In what was perhaps the most significant exchange, Banfield asked whether Detzner regrets a Florida law rolling back the number of days when voters could cast an early ballot. Detzner was unremorseful:
BANFIELD: Look, you all decided, with a Republican legislature to cut the early voting days from 14 to 8. For whatever reason you did that, do you regret making that choice, so that all of those people who didn’t get to the polls early stuck themselves in line and wound up waiting so long that many people walked away and were disenfranchised?
DETZNER: Well, let me point out that, while the days were cut, the number of hours were not. We still maintained 96 hours of voting, and it created greater flexibility for the supervisors. Uh, for the first time ever voters could vote during the day for 12 hours during the day, and I can tell you I heard feedback from voters going into election day that they liked the opportunity to vote either in the morning before work or after work.

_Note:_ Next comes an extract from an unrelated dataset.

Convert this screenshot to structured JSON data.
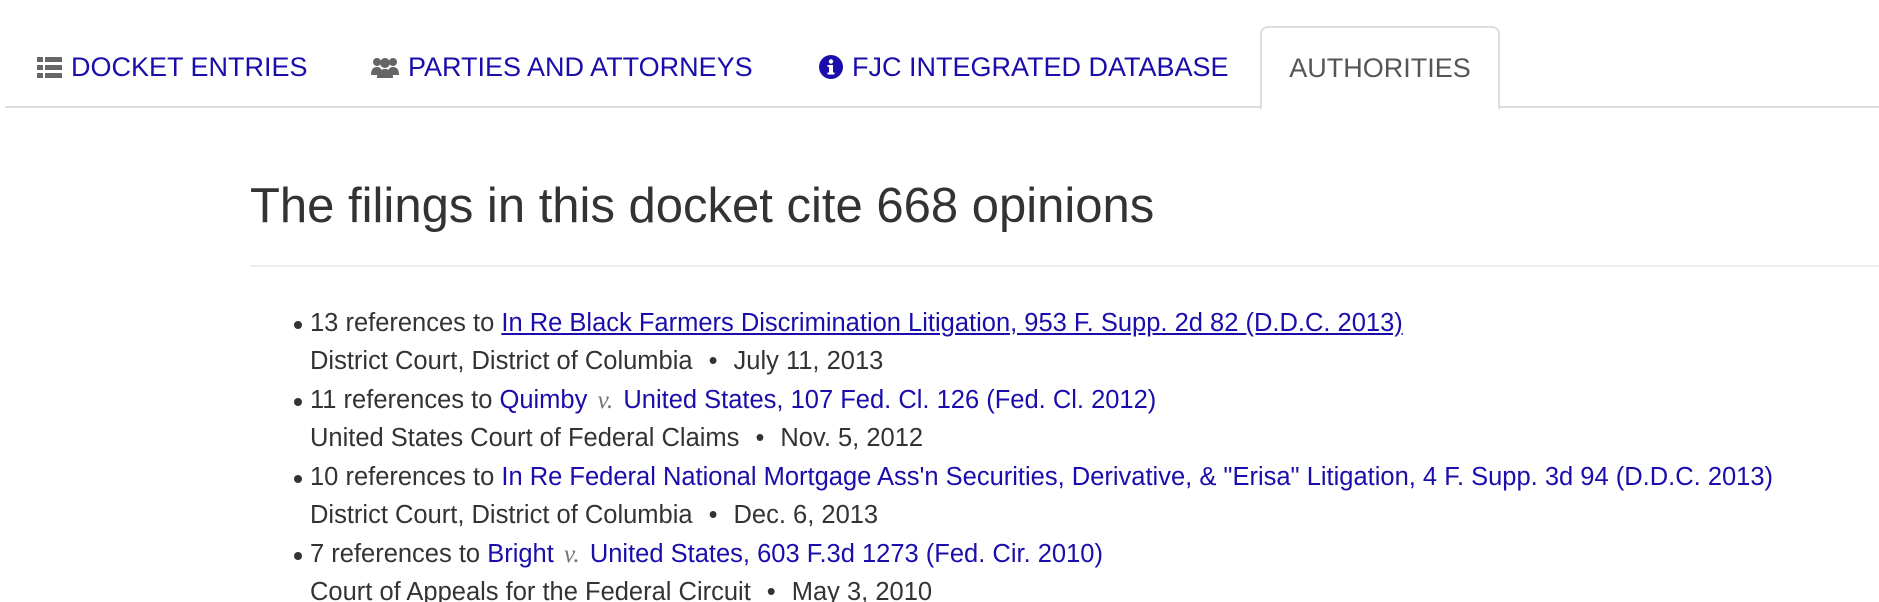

And frankly, I think the turnout is a good representation of the fact that people liked the voting hours and the flexibility that the supervisors had.
There is something truly absurd about Detzner’s claim that the fact that people did not decide to give up their most fundamental right somehow reflects their satisfaction with a massive failure of governance. It should go without saying that when someone has to wait six hours to cast a ballot, their government failed them, and no amount of spin can defend a decision not to make more opportunities to vote available. As Florida’s former Republican Gov. Charlie Crist said last Sunday, Gov. Rick Scott’s (R-FL) refusal to extend early voting is “unconscionable” and “the only thing that makes any sense as to why this is happening and being done is voter suppression.”
Crist is almost undoubtedly correct. The Obama campaign made early voting a key prong of their turnout strategy, and many low-income voters who tend to vote Democratic are disenfranchised without early voting because they lack the job flexibility to cast a ballot on election day.